Problem description — Output the listing word for word, minus pictures.

Task inputs —
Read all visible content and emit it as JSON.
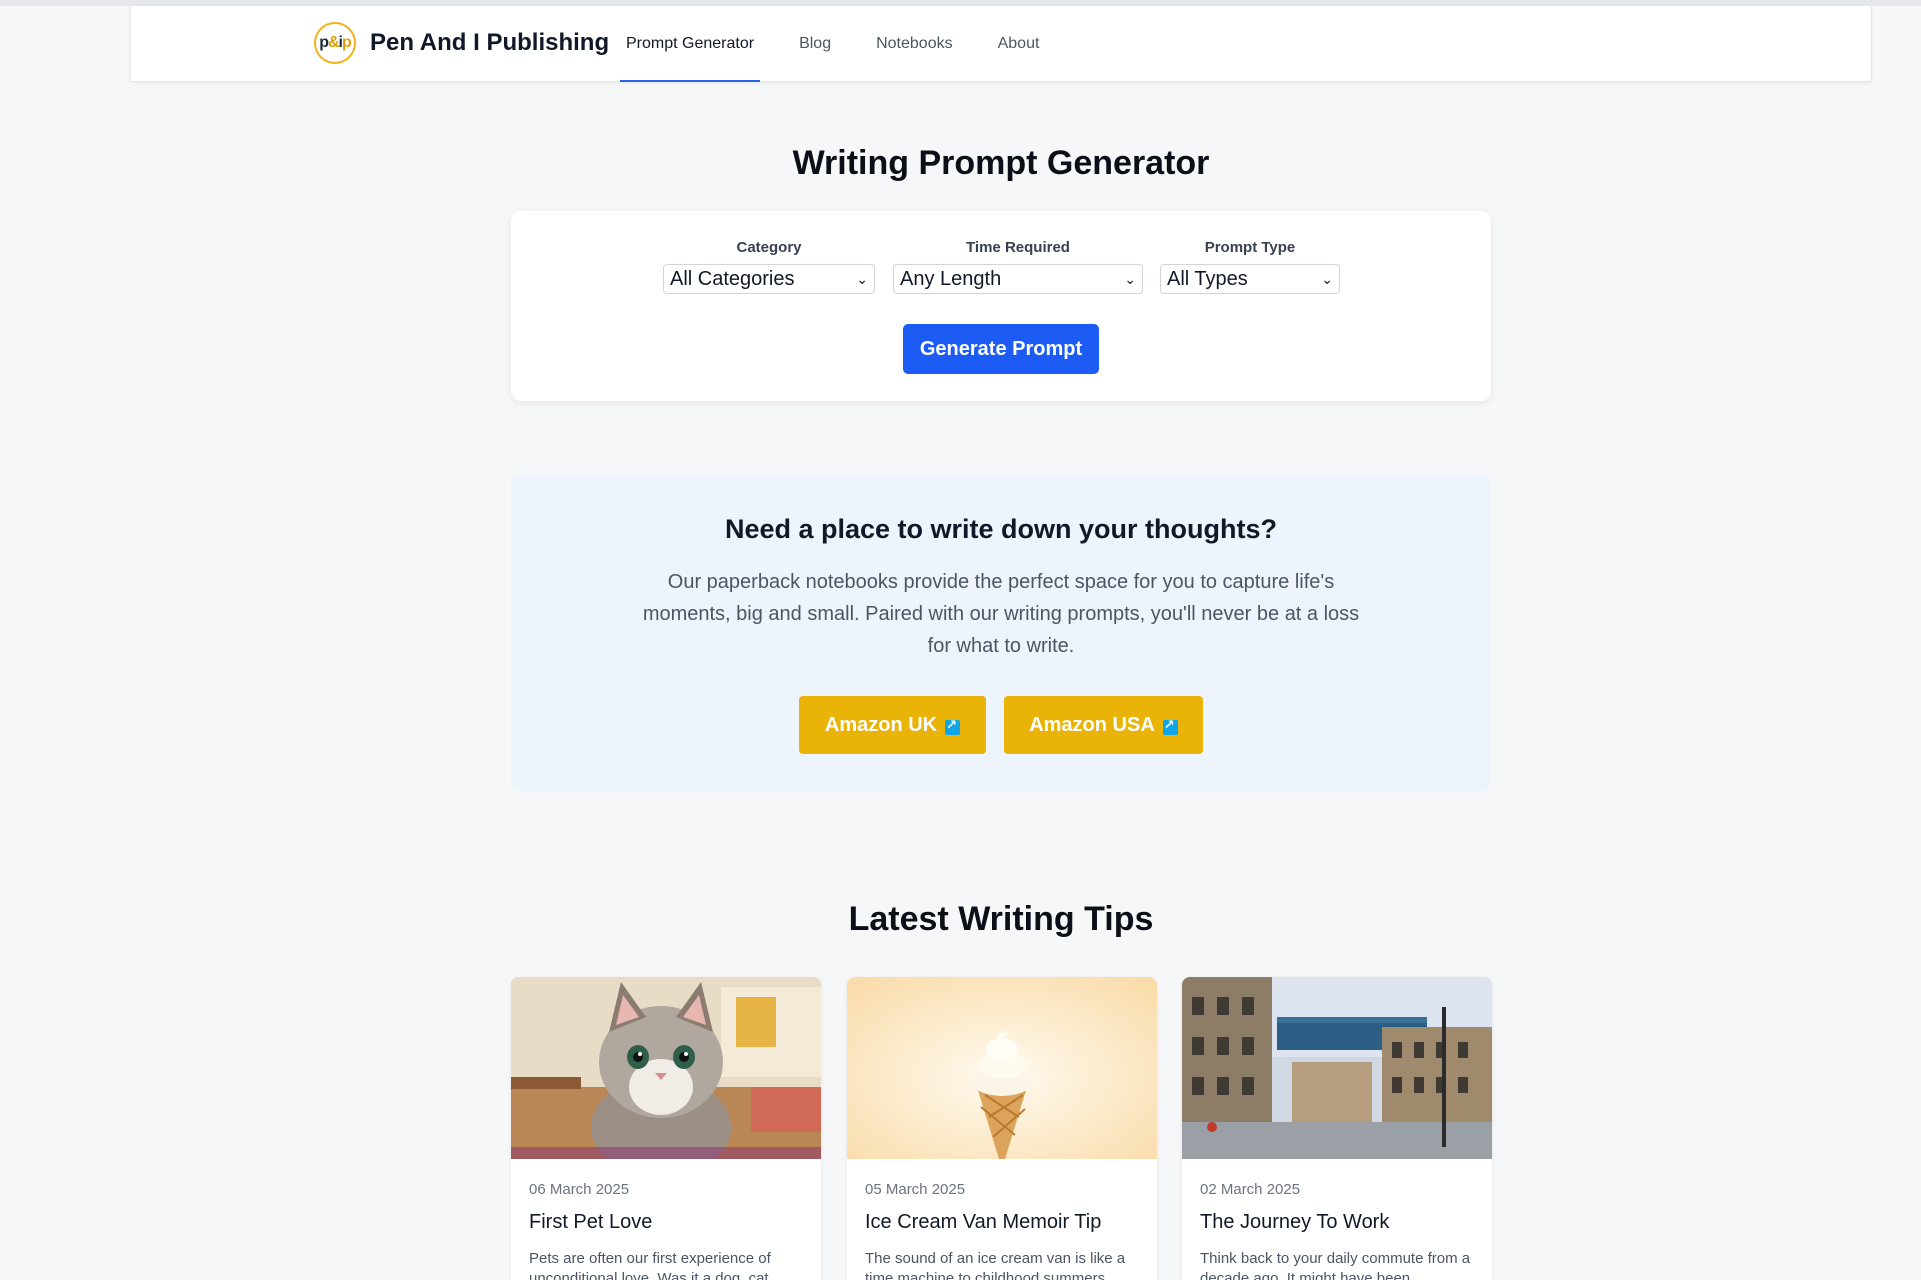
{
  "nav": {
    "logo_text": "p&ip",
    "brand": "Pen And I Publishing",
    "links": [
      {
        "label": "Prompt Generator",
        "active": true
      },
      {
        "label": "Blog",
        "active": false
      },
      {
        "label": "Notebooks",
        "active": false
      },
      {
        "label": "About",
        "active": false
      }
    ]
  },
  "generator": {
    "title": "Writing Prompt Generator",
    "filters": [
      {
        "label": "Category",
        "value": "All Categories"
      },
      {
        "label": "Time Required",
        "value": "Any Length"
      },
      {
        "label": "Prompt Type",
        "value": "All Types"
      }
    ],
    "button": "Generate Prompt"
  },
  "promo": {
    "title": "Need a place to write down your thoughts?",
    "text": "Our paperback notebooks provide the perfect space for you to capture life's moments, big and small. Paired with our writing prompts, you'll never be at a loss for what to write.",
    "buttons": [
      "Amazon UK",
      "Amazon USA"
    ]
  },
  "tips": {
    "title": "Latest Writing Tips",
    "posts": [
      {
        "date": "06 March 2025",
        "title": "First Pet Love",
        "excerpt": "Pets are often our first experience of unconditional love. Was it a dog, cat",
        "image": "cat-photo"
      },
      {
        "date": "05 March 2025",
        "title": "Ice Cream Van Memoir Tip",
        "excerpt": "The sound of an ice cream van is like a time machine to childhood summers",
        "image": "ice-cream-photo"
      },
      {
        "date": "02 March 2025",
        "title": "The Journey To Work",
        "excerpt": "Think back to your daily commute from a decade ago. It might have been",
        "image": "city-street-photo"
      }
    ]
  },
  "colors": {
    "primary": "#1d5cf4",
    "amazon": "#eab308",
    "background": "#f6f7f9",
    "promo_bg": "#eef4fb"
  }
}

Response area —
Read all visible content and emit it as JSON.
{
  "nav": {
    "logo_text": "p&ip",
    "brand": "Pen And I Publishing",
    "links": [
      {
        "label": "Prompt Generator",
        "active": true
      },
      {
        "label": "Blog",
        "active": false
      },
      {
        "label": "Notebooks",
        "active": false
      },
      {
        "label": "About",
        "active": false
      }
    ]
  },
  "generator": {
    "title": "Writing Prompt Generator",
    "filters": [
      {
        "label": "Category",
        "value": "All Categories"
      },
      {
        "label": "Time Required",
        "value": "Any Length"
      },
      {
        "label": "Prompt Type",
        "value": "All Types"
      }
    ],
    "button": "Generate Prompt"
  },
  "promo": {
    "title": "Need a place to write down your thoughts?",
    "text": "Our paperback notebooks provide the perfect space for you to capture life's moments, big and small. Paired with our writing prompts, you'll never be at a loss for what to write.",
    "buttons": [
      "Amazon UK",
      "Amazon USA"
    ]
  },
  "tips": {
    "title": "Latest Writing Tips",
    "posts": [
      {
        "date": "06 March 2025",
        "title": "First Pet Love",
        "excerpt": "Pets are often our first experience of unconditional love. Was it a dog, cat",
        "image": "cat-photo"
      },
      {
        "date": "05 March 2025",
        "title": "Ice Cream Van Memoir Tip",
        "excerpt": "The sound of an ice cream van is like a time machine to childhood summers",
        "image": "ice-cream-photo"
      },
      {
        "date": "02 March 2025",
        "title": "The Journey To Work",
        "excerpt": "Think back to your daily commute from a decade ago. It might have been",
        "image": "city-street-photo"
      }
    ]
  },
  "colors": {
    "primary": "#1d5cf4",
    "amazon": "#eab308",
    "background": "#f6f7f9",
    "promo_bg": "#eef4fb"
  }
}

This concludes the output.